**AIM OF THE EXERCISE**
Without the images, write out the entries word for word.
- - - - - - -
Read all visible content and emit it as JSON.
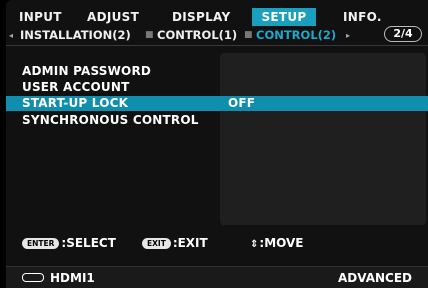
{
  "tabs": [
    {
      "label": "INPUT"
    },
    {
      "label": "ADJUST"
    },
    {
      "label": "DISPLAY"
    },
    {
      "label": "SETUP"
    },
    {
      "label": "INFO."
    }
  ],
  "subtabs": {
    "left_arrow": "◂",
    "items": [
      {
        "label": "INSTALLATION(2)"
      },
      {
        "label": "CONTROL(1)"
      },
      {
        "label": "CONTROL(2)"
      }
    ],
    "separator": "■",
    "right_arrow": "▸",
    "page": "2/4"
  },
  "menu_items": [
    {
      "label": "ADMIN PASSWORD",
      "value": ""
    },
    {
      "label": "USER ACCOUNT",
      "value": ""
    },
    {
      "label": "START-UP LOCK",
      "value": "OFF"
    },
    {
      "label": "SYNCHRONOUS CONTROL",
      "value": ""
    }
  ],
  "hints": {
    "enter_key": "ENTER",
    "enter_label": ":SELECT",
    "exit_key": "EXIT",
    "exit_label": ":EXIT",
    "move_icon": "⇕",
    "move_label": ":MOVE"
  },
  "status": {
    "source": "HDMI1",
    "mode": "ADVANCED"
  },
  "colors": {
    "active_tab": "#1b9fbf",
    "selected_row": "#0f8fad",
    "active_subtab_text": "#1ba9cd"
  }
}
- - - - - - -
**YOUR RESPONSE**
Read all visible content and emit it as JSON.
{
  "tabs": [
    {
      "label": "INPUT"
    },
    {
      "label": "ADJUST"
    },
    {
      "label": "DISPLAY"
    },
    {
      "label": "SETUP"
    },
    {
      "label": "INFO."
    }
  ],
  "subtabs": {
    "left_arrow": "◂",
    "items": [
      {
        "label": "INSTALLATION(2)"
      },
      {
        "label": "CONTROL(1)"
      },
      {
        "label": "CONTROL(2)"
      }
    ],
    "separator": "■",
    "right_arrow": "▸",
    "page": "2/4"
  },
  "menu_items": [
    {
      "label": "ADMIN PASSWORD",
      "value": ""
    },
    {
      "label": "USER ACCOUNT",
      "value": ""
    },
    {
      "label": "START-UP LOCK",
      "value": "OFF"
    },
    {
      "label": "SYNCHRONOUS CONTROL",
      "value": ""
    }
  ],
  "hints": {
    "enter_key": "ENTER",
    "enter_label": ":SELECT",
    "exit_key": "EXIT",
    "exit_label": ":EXIT",
    "move_icon": "⇕",
    "move_label": ":MOVE"
  },
  "status": {
    "source": "HDMI1",
    "mode": "ADVANCED"
  },
  "colors": {
    "active_tab": "#1b9fbf",
    "selected_row": "#0f8fad",
    "active_subtab_text": "#1ba9cd"
  }
}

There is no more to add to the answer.